* [WHAT TO WORK ON]:
Retype the records word for word. Skip every image.

─── DATA UNDER STUDY

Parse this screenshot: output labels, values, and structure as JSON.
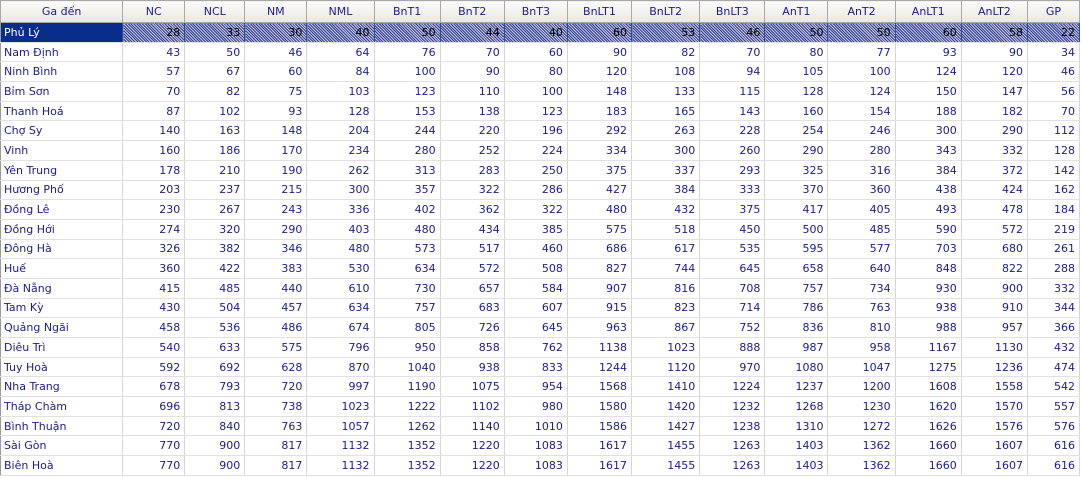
{
  "headers": [
    "Ga đến",
    "NC",
    "NCL",
    "NM",
    "NML",
    "BnT1",
    "BnT2",
    "BnT3",
    "BnLT1",
    "BnLT2",
    "BnLT3",
    "AnT1",
    "AnT2",
    "AnLT1",
    "AnLT2",
    "GP"
  ],
  "selected_row": 0,
  "rows": [
    {
      "station": "Phủ Lý",
      "values": [
        28,
        33,
        30,
        40,
        50,
        44,
        40,
        60,
        53,
        46,
        50,
        50,
        60,
        58,
        22
      ]
    },
    {
      "station": "Nam Định",
      "values": [
        43,
        50,
        46,
        64,
        76,
        70,
        60,
        90,
        82,
        70,
        80,
        77,
        93,
        90,
        34
      ]
    },
    {
      "station": "Ninh Bình",
      "values": [
        57,
        67,
        60,
        84,
        100,
        90,
        80,
        120,
        108,
        94,
        105,
        100,
        124,
        120,
        46
      ]
    },
    {
      "station": "Bỉm Sơn",
      "values": [
        70,
        82,
        75,
        103,
        123,
        110,
        100,
        148,
        133,
        115,
        128,
        124,
        150,
        147,
        56
      ]
    },
    {
      "station": "Thanh Hoá",
      "values": [
        87,
        102,
        93,
        128,
        153,
        138,
        123,
        183,
        165,
        143,
        160,
        154,
        188,
        182,
        70
      ]
    },
    {
      "station": "Chợ Sy",
      "values": [
        140,
        163,
        148,
        204,
        244,
        220,
        196,
        292,
        263,
        228,
        254,
        246,
        300,
        290,
        112
      ]
    },
    {
      "station": "Vinh",
      "values": [
        160,
        186,
        170,
        234,
        280,
        252,
        224,
        334,
        300,
        260,
        290,
        280,
        343,
        332,
        128
      ]
    },
    {
      "station": "Yên Trung",
      "values": [
        178,
        210,
        190,
        262,
        313,
        283,
        250,
        375,
        337,
        293,
        325,
        316,
        384,
        372,
        142
      ]
    },
    {
      "station": "Hương Phố",
      "values": [
        203,
        237,
        215,
        300,
        357,
        322,
        286,
        427,
        384,
        333,
        370,
        360,
        438,
        424,
        162
      ]
    },
    {
      "station": "Đồng Lê",
      "values": [
        230,
        267,
        243,
        336,
        402,
        362,
        322,
        480,
        432,
        375,
        417,
        405,
        493,
        478,
        184
      ]
    },
    {
      "station": "Đồng Hới",
      "values": [
        274,
        320,
        290,
        403,
        480,
        434,
        385,
        575,
        518,
        450,
        500,
        485,
        590,
        572,
        219
      ]
    },
    {
      "station": "Đông Hà",
      "values": [
        326,
        382,
        346,
        480,
        573,
        517,
        460,
        686,
        617,
        535,
        595,
        577,
        703,
        680,
        261
      ]
    },
    {
      "station": "Huế",
      "values": [
        360,
        422,
        383,
        530,
        634,
        572,
        508,
        827,
        744,
        645,
        658,
        640,
        848,
        822,
        288
      ]
    },
    {
      "station": "Đà Nẵng",
      "values": [
        415,
        485,
        440,
        610,
        730,
        657,
        584,
        907,
        816,
        708,
        757,
        734,
        930,
        900,
        332
      ]
    },
    {
      "station": "Tam Kỳ",
      "values": [
        430,
        504,
        457,
        634,
        757,
        683,
        607,
        915,
        823,
        714,
        786,
        763,
        938,
        910,
        344
      ]
    },
    {
      "station": "Quảng Ngãi",
      "values": [
        458,
        536,
        486,
        674,
        805,
        726,
        645,
        963,
        867,
        752,
        836,
        810,
        988,
        957,
        366
      ]
    },
    {
      "station": "Diêu Trì",
      "values": [
        540,
        633,
        575,
        796,
        950,
        858,
        762,
        1138,
        1023,
        888,
        987,
        958,
        1167,
        1130,
        432
      ]
    },
    {
      "station": "Tuy Hoà",
      "values": [
        592,
        692,
        628,
        870,
        1040,
        938,
        833,
        1244,
        1120,
        970,
        1080,
        1047,
        1275,
        1236,
        474
      ]
    },
    {
      "station": "Nha Trang",
      "values": [
        678,
        793,
        720,
        997,
        1190,
        1075,
        954,
        1568,
        1410,
        1224,
        1237,
        1200,
        1608,
        1558,
        542
      ]
    },
    {
      "station": "Tháp Chàm",
      "values": [
        696,
        813,
        738,
        1023,
        1222,
        1102,
        980,
        1580,
        1420,
        1232,
        1268,
        1230,
        1620,
        1570,
        557
      ]
    },
    {
      "station": "Bình Thuận",
      "values": [
        720,
        840,
        763,
        1057,
        1262,
        1140,
        1010,
        1586,
        1427,
        1238,
        1310,
        1272,
        1626,
        1576,
        576
      ]
    },
    {
      "station": "Sài Gòn",
      "values": [
        770,
        900,
        817,
        1132,
        1352,
        1220,
        1083,
        1617,
        1455,
        1263,
        1403,
        1362,
        1660,
        1607,
        616
      ]
    },
    {
      "station": "Biên Hoà",
      "values": [
        770,
        900,
        817,
        1132,
        1352,
        1220,
        1083,
        1617,
        1455,
        1263,
        1403,
        1362,
        1660,
        1607,
        616
      ]
    }
  ]
}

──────

* [YOUR RESPONSE]:
Parse this screenshot: output labels, values, and structure as JSON.
{
  "headers": [
    "Ga đến",
    "NC",
    "NCL",
    "NM",
    "NML",
    "BnT1",
    "BnT2",
    "BnT3",
    "BnLT1",
    "BnLT2",
    "BnLT3",
    "AnT1",
    "AnT2",
    "AnLT1",
    "AnLT2",
    "GP"
  ],
  "selected_row": 0,
  "rows": [
    {
      "station": "Phủ Lý",
      "values": [
        28,
        33,
        30,
        40,
        50,
        44,
        40,
        60,
        53,
        46,
        50,
        50,
        60,
        58,
        22
      ]
    },
    {
      "station": "Nam Định",
      "values": [
        43,
        50,
        46,
        64,
        76,
        70,
        60,
        90,
        82,
        70,
        80,
        77,
        93,
        90,
        34
      ]
    },
    {
      "station": "Ninh Bình",
      "values": [
        57,
        67,
        60,
        84,
        100,
        90,
        80,
        120,
        108,
        94,
        105,
        100,
        124,
        120,
        46
      ]
    },
    {
      "station": "Bỉm Sơn",
      "values": [
        70,
        82,
        75,
        103,
        123,
        110,
        100,
        148,
        133,
        115,
        128,
        124,
        150,
        147,
        56
      ]
    },
    {
      "station": "Thanh Hoá",
      "values": [
        87,
        102,
        93,
        128,
        153,
        138,
        123,
        183,
        165,
        143,
        160,
        154,
        188,
        182,
        70
      ]
    },
    {
      "station": "Chợ Sy",
      "values": [
        140,
        163,
        148,
        204,
        244,
        220,
        196,
        292,
        263,
        228,
        254,
        246,
        300,
        290,
        112
      ]
    },
    {
      "station": "Vinh",
      "values": [
        160,
        186,
        170,
        234,
        280,
        252,
        224,
        334,
        300,
        260,
        290,
        280,
        343,
        332,
        128
      ]
    },
    {
      "station": "Yên Trung",
      "values": [
        178,
        210,
        190,
        262,
        313,
        283,
        250,
        375,
        337,
        293,
        325,
        316,
        384,
        372,
        142
      ]
    },
    {
      "station": "Hương Phố",
      "values": [
        203,
        237,
        215,
        300,
        357,
        322,
        286,
        427,
        384,
        333,
        370,
        360,
        438,
        424,
        162
      ]
    },
    {
      "station": "Đồng Lê",
      "values": [
        230,
        267,
        243,
        336,
        402,
        362,
        322,
        480,
        432,
        375,
        417,
        405,
        493,
        478,
        184
      ]
    },
    {
      "station": "Đồng Hới",
      "values": [
        274,
        320,
        290,
        403,
        480,
        434,
        385,
        575,
        518,
        450,
        500,
        485,
        590,
        572,
        219
      ]
    },
    {
      "station": "Đông Hà",
      "values": [
        326,
        382,
        346,
        480,
        573,
        517,
        460,
        686,
        617,
        535,
        595,
        577,
        703,
        680,
        261
      ]
    },
    {
      "station": "Huế",
      "values": [
        360,
        422,
        383,
        530,
        634,
        572,
        508,
        827,
        744,
        645,
        658,
        640,
        848,
        822,
        288
      ]
    },
    {
      "station": "Đà Nẵng",
      "values": [
        415,
        485,
        440,
        610,
        730,
        657,
        584,
        907,
        816,
        708,
        757,
        734,
        930,
        900,
        332
      ]
    },
    {
      "station": "Tam Kỳ",
      "values": [
        430,
        504,
        457,
        634,
        757,
        683,
        607,
        915,
        823,
        714,
        786,
        763,
        938,
        910,
        344
      ]
    },
    {
      "station": "Quảng Ngãi",
      "values": [
        458,
        536,
        486,
        674,
        805,
        726,
        645,
        963,
        867,
        752,
        836,
        810,
        988,
        957,
        366
      ]
    },
    {
      "station": "Diêu Trì",
      "values": [
        540,
        633,
        575,
        796,
        950,
        858,
        762,
        1138,
        1023,
        888,
        987,
        958,
        1167,
        1130,
        432
      ]
    },
    {
      "station": "Tuy Hoà",
      "values": [
        592,
        692,
        628,
        870,
        1040,
        938,
        833,
        1244,
        1120,
        970,
        1080,
        1047,
        1275,
        1236,
        474
      ]
    },
    {
      "station": "Nha Trang",
      "values": [
        678,
        793,
        720,
        997,
        1190,
        1075,
        954,
        1568,
        1410,
        1224,
        1237,
        1200,
        1608,
        1558,
        542
      ]
    },
    {
      "station": "Tháp Chàm",
      "values": [
        696,
        813,
        738,
        1023,
        1222,
        1102,
        980,
        1580,
        1420,
        1232,
        1268,
        1230,
        1620,
        1570,
        557
      ]
    },
    {
      "station": "Bình Thuận",
      "values": [
        720,
        840,
        763,
        1057,
        1262,
        1140,
        1010,
        1586,
        1427,
        1238,
        1310,
        1272,
        1626,
        1576,
        576
      ]
    },
    {
      "station": "Sài Gòn",
      "values": [
        770,
        900,
        817,
        1132,
        1352,
        1220,
        1083,
        1617,
        1455,
        1263,
        1403,
        1362,
        1660,
        1607,
        616
      ]
    },
    {
      "station": "Biên Hoà",
      "values": [
        770,
        900,
        817,
        1132,
        1352,
        1220,
        1083,
        1617,
        1455,
        1263,
        1403,
        1362,
        1660,
        1607,
        616
      ]
    }
  ]
}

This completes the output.